Marromeu has spoken
He has arrived…
A Somali song from the days of Turkish rule. The singer’s ironically compares his troubles — the Mahdi making war, the locusts eating his crops, his wife’s grumbling, the ants eating his stores, the Sultan’s men who have stolen his horse, and the soldiers camped nearby.
Between the Sayyid who upsets wealth and exterminates people
And the locust who has eaten the buds, which is the better for me?..
In October 1944, a company which came to be called Arrozal was awarded (by the Rice Propaganda Division) the rice concession for the lower Zambesi valley in colonial Mozambique. This granted the concession-holder, a man called Ruy Pereira de Lima, the right to levy four sacks from every adult woman in the area, paying them one-third of the market value…
A Dinka song from South Sudan. The singer can’t wait for morning so he can leave the town he abominates and return to his village and his cattle.

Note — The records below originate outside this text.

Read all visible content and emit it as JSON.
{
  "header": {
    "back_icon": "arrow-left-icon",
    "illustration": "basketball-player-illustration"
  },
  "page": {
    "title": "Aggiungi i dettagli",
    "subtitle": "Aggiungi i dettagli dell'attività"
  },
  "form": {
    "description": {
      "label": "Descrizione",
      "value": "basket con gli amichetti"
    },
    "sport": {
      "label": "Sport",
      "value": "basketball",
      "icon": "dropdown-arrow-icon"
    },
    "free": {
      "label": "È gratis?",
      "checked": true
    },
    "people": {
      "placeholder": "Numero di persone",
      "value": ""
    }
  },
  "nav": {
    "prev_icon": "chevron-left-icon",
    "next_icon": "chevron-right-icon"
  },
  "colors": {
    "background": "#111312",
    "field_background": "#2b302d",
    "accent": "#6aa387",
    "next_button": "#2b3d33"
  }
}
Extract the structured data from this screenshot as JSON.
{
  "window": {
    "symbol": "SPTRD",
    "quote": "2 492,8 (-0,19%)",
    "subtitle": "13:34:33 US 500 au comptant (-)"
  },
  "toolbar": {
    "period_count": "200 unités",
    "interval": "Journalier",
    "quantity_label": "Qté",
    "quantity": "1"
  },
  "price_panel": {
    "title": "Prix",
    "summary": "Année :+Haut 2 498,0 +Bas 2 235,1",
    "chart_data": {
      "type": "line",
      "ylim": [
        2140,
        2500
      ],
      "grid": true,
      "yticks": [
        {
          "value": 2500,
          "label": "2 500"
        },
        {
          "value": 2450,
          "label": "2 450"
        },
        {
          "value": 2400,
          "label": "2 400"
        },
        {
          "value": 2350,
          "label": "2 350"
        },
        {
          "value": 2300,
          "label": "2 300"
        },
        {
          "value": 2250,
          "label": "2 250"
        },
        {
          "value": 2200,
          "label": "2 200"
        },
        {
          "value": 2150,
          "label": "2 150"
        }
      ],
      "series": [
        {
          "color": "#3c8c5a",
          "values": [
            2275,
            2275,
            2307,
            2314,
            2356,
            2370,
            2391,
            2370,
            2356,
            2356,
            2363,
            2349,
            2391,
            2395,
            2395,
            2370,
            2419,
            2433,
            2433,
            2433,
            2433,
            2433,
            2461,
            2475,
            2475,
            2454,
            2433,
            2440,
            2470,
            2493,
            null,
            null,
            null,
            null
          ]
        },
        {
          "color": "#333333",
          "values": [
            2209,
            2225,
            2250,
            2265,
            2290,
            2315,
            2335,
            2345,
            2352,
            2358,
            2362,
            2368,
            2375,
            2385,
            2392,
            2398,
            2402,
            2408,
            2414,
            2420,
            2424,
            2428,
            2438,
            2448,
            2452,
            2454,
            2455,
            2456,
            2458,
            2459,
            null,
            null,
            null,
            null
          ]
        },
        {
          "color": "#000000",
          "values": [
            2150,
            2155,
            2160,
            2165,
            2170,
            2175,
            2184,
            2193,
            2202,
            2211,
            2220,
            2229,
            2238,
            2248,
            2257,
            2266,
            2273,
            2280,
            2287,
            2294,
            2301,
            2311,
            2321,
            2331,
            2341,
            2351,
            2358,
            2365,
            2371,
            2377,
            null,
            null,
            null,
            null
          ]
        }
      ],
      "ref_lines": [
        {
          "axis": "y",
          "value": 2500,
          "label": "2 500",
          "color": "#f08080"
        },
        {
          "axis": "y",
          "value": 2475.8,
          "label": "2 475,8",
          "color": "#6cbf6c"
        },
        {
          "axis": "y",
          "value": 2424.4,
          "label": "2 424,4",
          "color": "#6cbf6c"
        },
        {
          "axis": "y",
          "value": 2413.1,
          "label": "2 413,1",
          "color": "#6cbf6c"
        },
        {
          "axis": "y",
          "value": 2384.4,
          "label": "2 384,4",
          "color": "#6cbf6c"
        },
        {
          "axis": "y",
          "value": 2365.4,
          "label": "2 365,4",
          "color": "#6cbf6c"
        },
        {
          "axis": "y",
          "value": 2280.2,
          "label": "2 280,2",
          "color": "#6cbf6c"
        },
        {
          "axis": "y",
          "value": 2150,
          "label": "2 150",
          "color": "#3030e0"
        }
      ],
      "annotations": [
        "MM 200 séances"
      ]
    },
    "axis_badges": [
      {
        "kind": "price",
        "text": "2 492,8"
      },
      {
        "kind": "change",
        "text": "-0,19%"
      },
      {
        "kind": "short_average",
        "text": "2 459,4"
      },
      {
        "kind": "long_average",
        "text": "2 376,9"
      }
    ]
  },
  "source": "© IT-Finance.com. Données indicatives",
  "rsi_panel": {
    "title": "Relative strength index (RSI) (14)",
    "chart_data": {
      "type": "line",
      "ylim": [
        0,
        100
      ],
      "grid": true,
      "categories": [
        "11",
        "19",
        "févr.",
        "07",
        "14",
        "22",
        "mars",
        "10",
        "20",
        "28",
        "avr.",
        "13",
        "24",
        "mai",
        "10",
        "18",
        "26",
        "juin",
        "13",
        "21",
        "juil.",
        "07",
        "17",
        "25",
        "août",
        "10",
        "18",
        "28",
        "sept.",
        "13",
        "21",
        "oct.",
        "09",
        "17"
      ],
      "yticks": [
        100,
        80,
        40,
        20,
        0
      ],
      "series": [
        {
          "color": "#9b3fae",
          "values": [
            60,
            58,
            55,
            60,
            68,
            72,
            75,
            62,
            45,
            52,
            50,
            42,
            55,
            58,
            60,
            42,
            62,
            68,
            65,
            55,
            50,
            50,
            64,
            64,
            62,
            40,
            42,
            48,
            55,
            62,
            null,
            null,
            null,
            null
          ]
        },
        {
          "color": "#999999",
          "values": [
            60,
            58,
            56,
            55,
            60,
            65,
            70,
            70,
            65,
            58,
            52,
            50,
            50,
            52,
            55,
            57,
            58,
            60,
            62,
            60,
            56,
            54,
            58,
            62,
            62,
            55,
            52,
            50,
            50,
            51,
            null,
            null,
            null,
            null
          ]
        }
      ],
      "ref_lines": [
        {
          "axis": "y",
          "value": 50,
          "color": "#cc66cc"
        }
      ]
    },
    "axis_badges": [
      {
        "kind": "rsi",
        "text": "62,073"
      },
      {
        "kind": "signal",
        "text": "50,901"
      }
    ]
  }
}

The poem is a succinct catalogue of everything that is wrong with modern life from the perspective of an intelligent herdsman.
O morning, come soon,
My curve-horned Ox, Mading…
A Lomwe woman’s song from central Mozambique. The singer is forced to grow cotton for the Companhia dos Algodões de Moçambique, owner of the cotton concession for the district of Ile. Her earnings are a derisory 5 escudos.
I suffer, I do
A Yorùbá dance song, very popular in the 1950s when Abu Bakry Olorun Nimbe, a medical doctor turned politician, was Mayor of Lagos.
I am greeting you, Mayor of Lagos,
Mayor of Lagos, Olorun Nimbe…
This site opens a window on something that will be new to most people, namely, the vast amount of superb poetry hidden away in the 3000 different languages spoken in Africa … More